Since giving this one some thought I have started to do more that 'counts'. How do we define whether something counts or not? Well returning text messages and phone calls on the day they arrive not three days later should count, spending 30 minutes on Twitter doesn't. I gave a best man's speech six months ago stating the mark of a true friend was when they pay a much appreciated level of interest in your children, it doesn't make sense for that to be my favourite thing about this particular friend if its not something I embody and reciprocate myself.

Since my little realisation I have found it to be very rewarding to be far more thoughtful in my actions and to accept that my responsibilities stretch way further than my duties as dad, coach and businessman. I have offered lifts to airports, instigated a gathering to arrange a charity event for a friend's late mother and shown more than a passing interest in the mood of a friend who is laid up with a broken leg, and, whilst none of these examples make me Mother Teresa just yet, it's a positive start towards reminding myself of how a little effort goes an awfully long way.

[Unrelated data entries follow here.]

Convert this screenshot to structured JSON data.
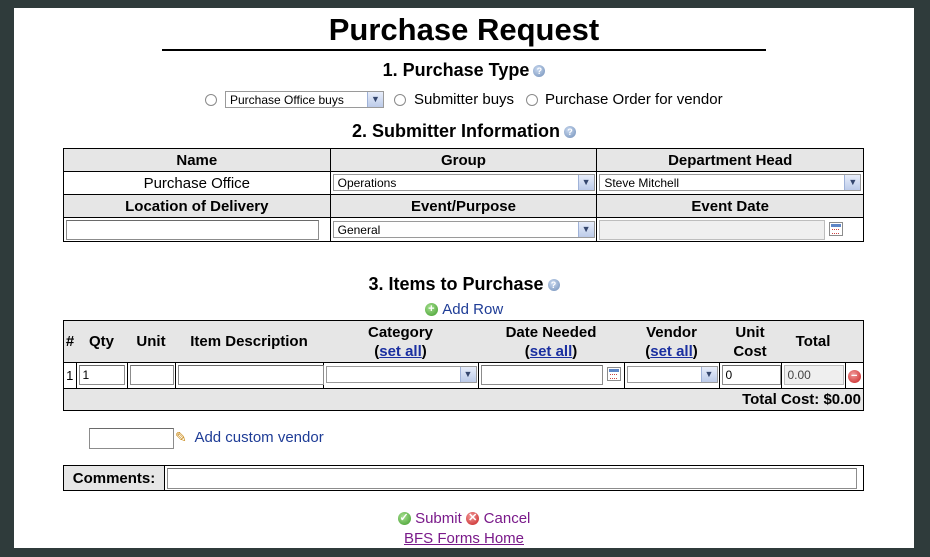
{
  "title": "Purchase Request",
  "section1": {
    "heading": "1. Purchase Type",
    "select_value": "Purchase Office buys",
    "option2": "Submitter buys",
    "option3": "Purchase Order for vendor"
  },
  "section2": {
    "heading": "2. Submitter Information",
    "col_name": "Name",
    "col_group": "Group",
    "col_dept_head": "Department Head",
    "name_value": "Purchase Office",
    "group_value": "Operations",
    "dept_head_value": "Steve Mitchell",
    "col_location": "Location of Delivery",
    "col_event": "Event/Purpose",
    "col_event_date": "Event Date",
    "event_value": "General"
  },
  "section3": {
    "heading": "3. Items to Purchase",
    "add_row": "Add Row",
    "columns": {
      "num": "#",
      "qty": "Qty",
      "unit": "Unit",
      "desc": "Item Description",
      "category": "Category",
      "date_needed": "Date Needed",
      "vendor": "Vendor",
      "unit_cost_1": "Unit",
      "unit_cost_2": "Cost",
      "total": "Total",
      "set_all": "set all"
    },
    "row": {
      "num": "1",
      "qty": "1",
      "unit_cost": "0",
      "total": "0.00"
    },
    "total_cost_label": "Total Cost: $0.00"
  },
  "custom_vendor": "Add custom vendor",
  "comments_label": "Comments:",
  "submit": "Submit",
  "cancel": "Cancel",
  "home_link": "BFS Forms Home"
}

Life has to be more than just being about what's absolutely necessary, we have a network around us which needs an element of input and equality in order to thrive. What is a life without wonderful friendships and relationships? All contributing to adding layers and enriching our experience along whatever direction we pursue, it can be a lonely path when selfishness prevails, even if it is only because you initially just wanted to cope and not let anyone down.

I'm very thankful that I'm completely open and receptive to change, unafraid to admit when I have made mistakes, not just because it will instantly add value to my wellbeing but mainly because;

Rule 7. Be flexible In your thinking - I guess thats another one I can put a tick beside.

(Unfortunately just as I wrote my ending there I realised that I have forgotten to buy my poor girlfriend an easter egg. Something tells me this is a daily battle and not a switch that you can flick! I'll keep working on this..)